:: DATA FOR THE TASK

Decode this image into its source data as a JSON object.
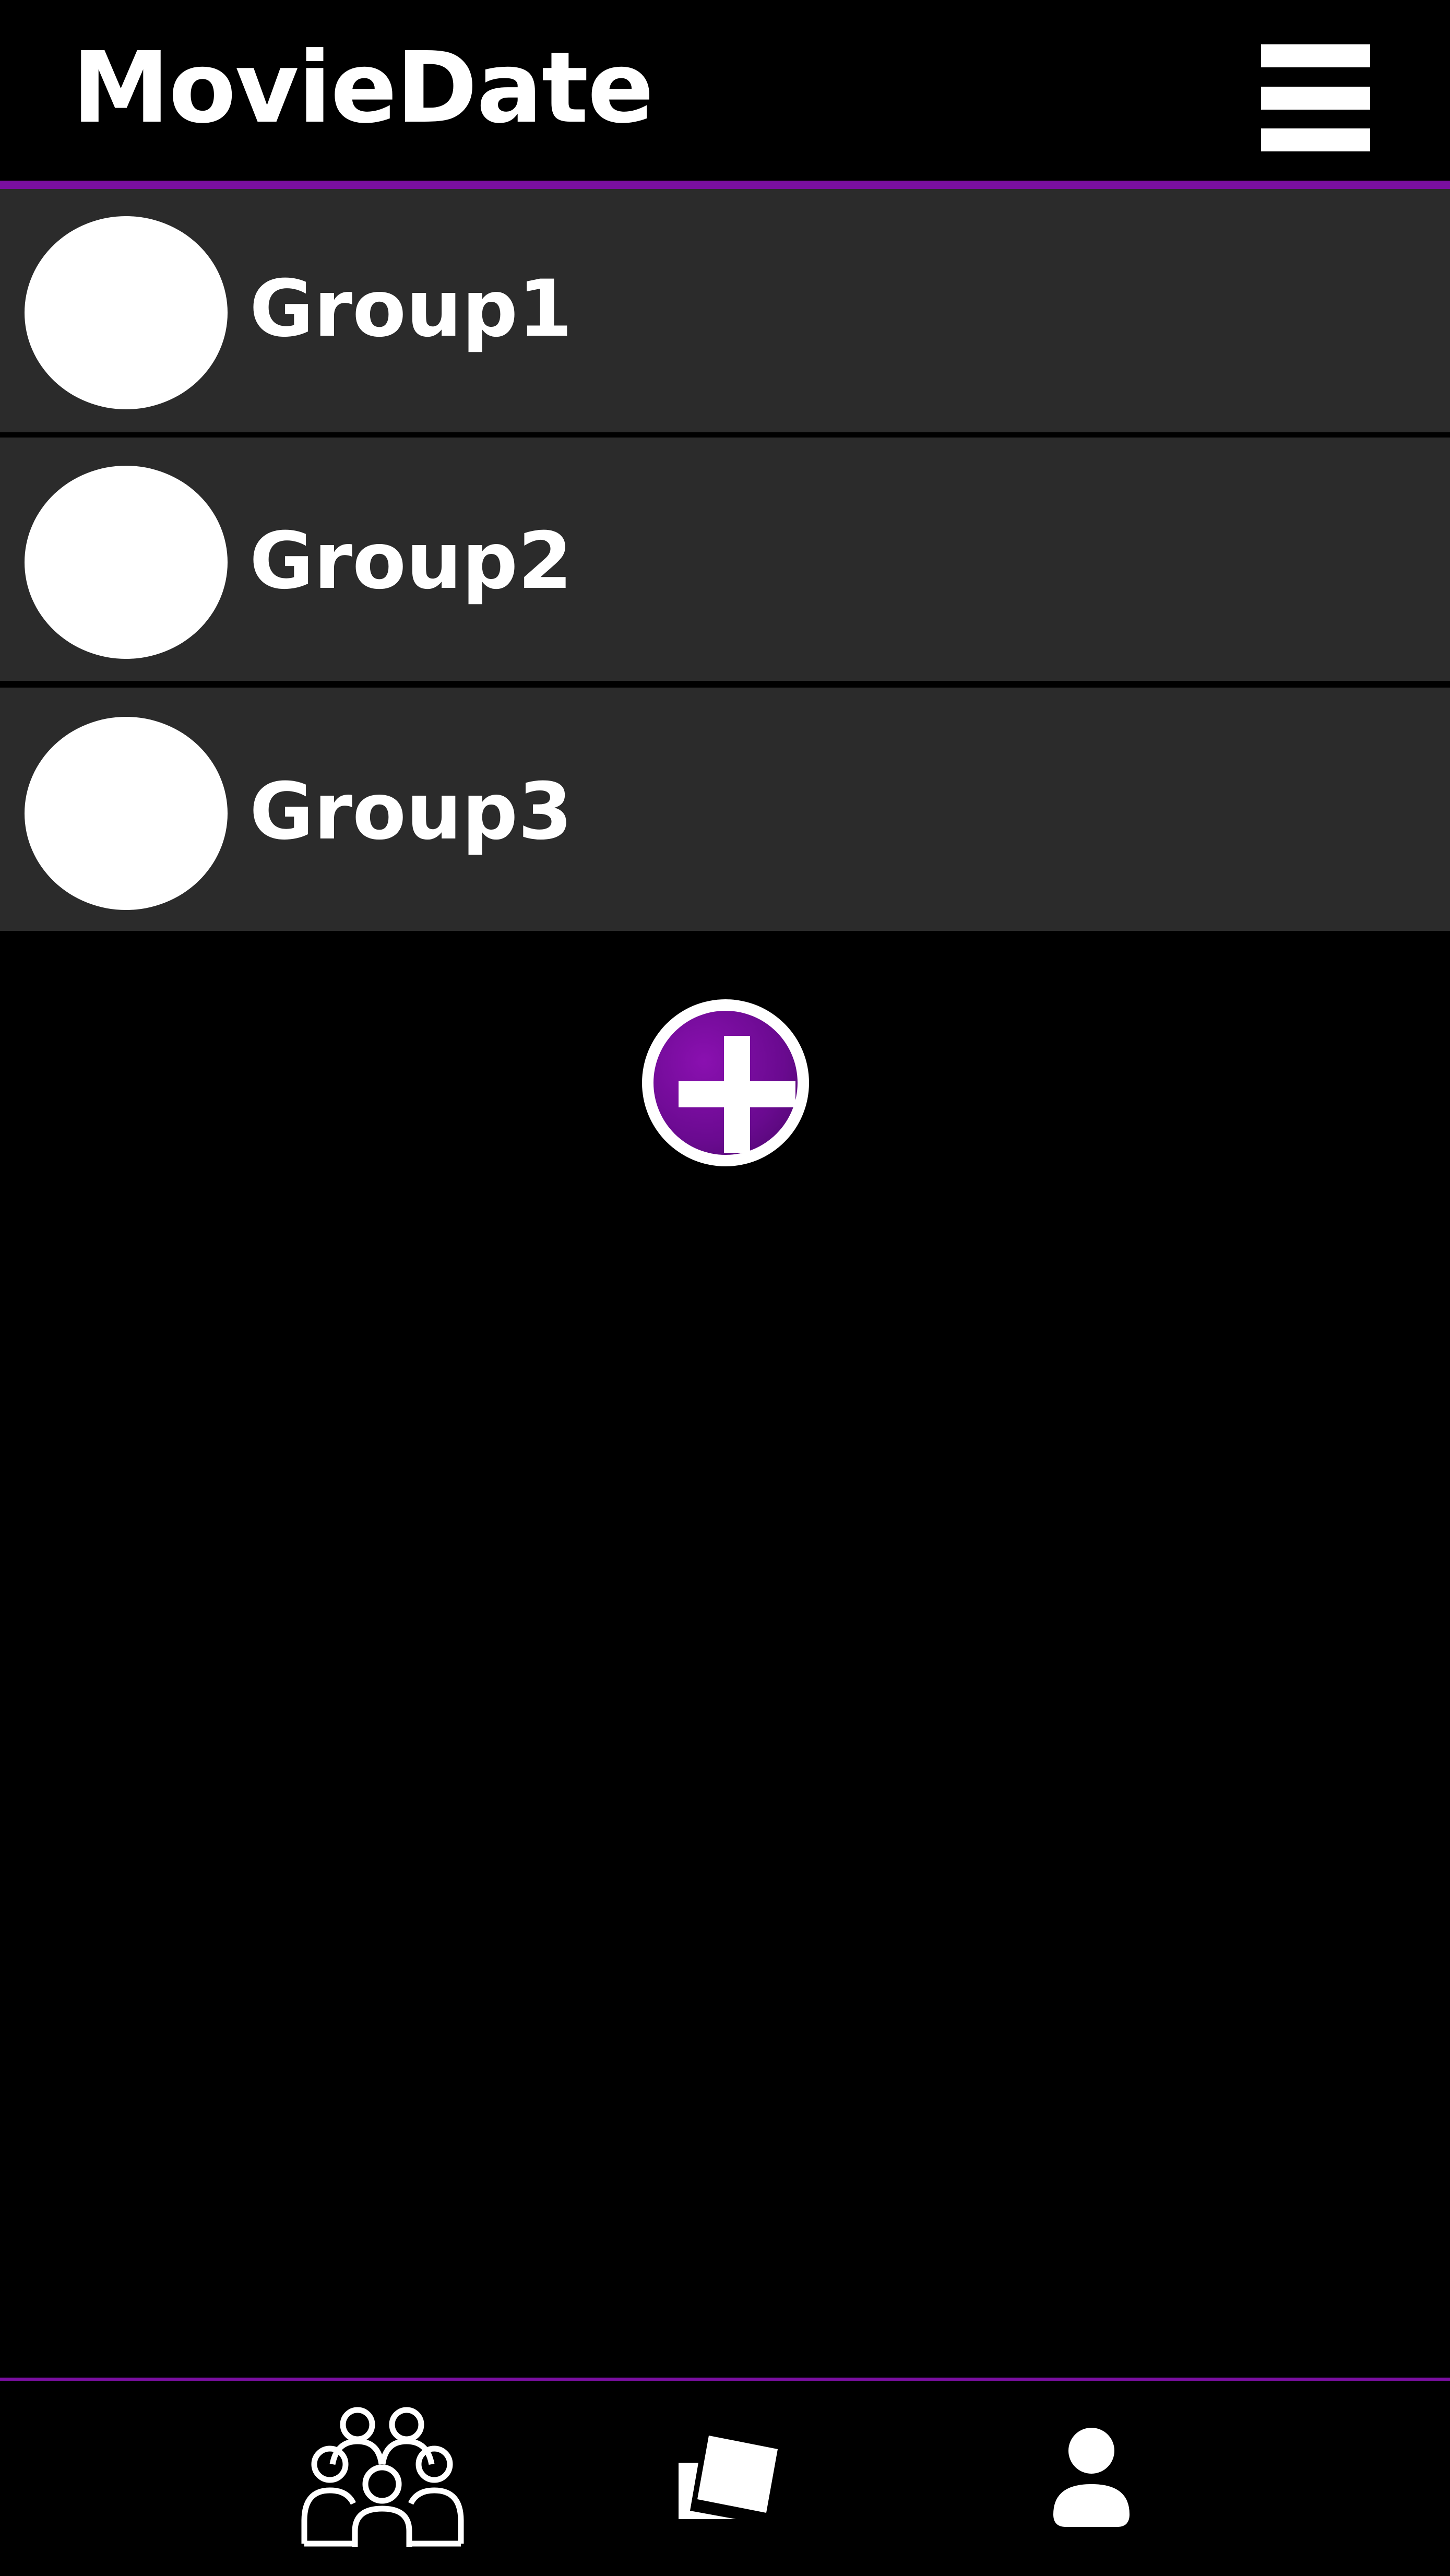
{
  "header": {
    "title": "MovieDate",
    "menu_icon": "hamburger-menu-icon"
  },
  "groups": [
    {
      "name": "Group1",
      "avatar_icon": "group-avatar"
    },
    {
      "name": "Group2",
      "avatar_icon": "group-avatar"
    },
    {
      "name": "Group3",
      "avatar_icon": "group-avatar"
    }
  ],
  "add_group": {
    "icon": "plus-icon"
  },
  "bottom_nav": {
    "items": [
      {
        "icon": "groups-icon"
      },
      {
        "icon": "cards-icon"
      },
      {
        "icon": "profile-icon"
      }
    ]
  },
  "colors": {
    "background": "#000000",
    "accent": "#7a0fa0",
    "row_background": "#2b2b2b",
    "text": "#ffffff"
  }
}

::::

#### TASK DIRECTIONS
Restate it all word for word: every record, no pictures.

#### ANSWER FOR THE TASK
Decode this image into its source data as a JSON object.
{
  "header": {
    "title": "MovieDate",
    "menu_icon": "hamburger-menu-icon"
  },
  "groups": [
    {
      "name": "Group1",
      "avatar_icon": "group-avatar"
    },
    {
      "name": "Group2",
      "avatar_icon": "group-avatar"
    },
    {
      "name": "Group3",
      "avatar_icon": "group-avatar"
    }
  ],
  "add_group": {
    "icon": "plus-icon"
  },
  "bottom_nav": {
    "items": [
      {
        "icon": "groups-icon"
      },
      {
        "icon": "cards-icon"
      },
      {
        "icon": "profile-icon"
      }
    ]
  },
  "colors": {
    "background": "#000000",
    "accent": "#7a0fa0",
    "row_background": "#2b2b2b",
    "text": "#ffffff"
  }
}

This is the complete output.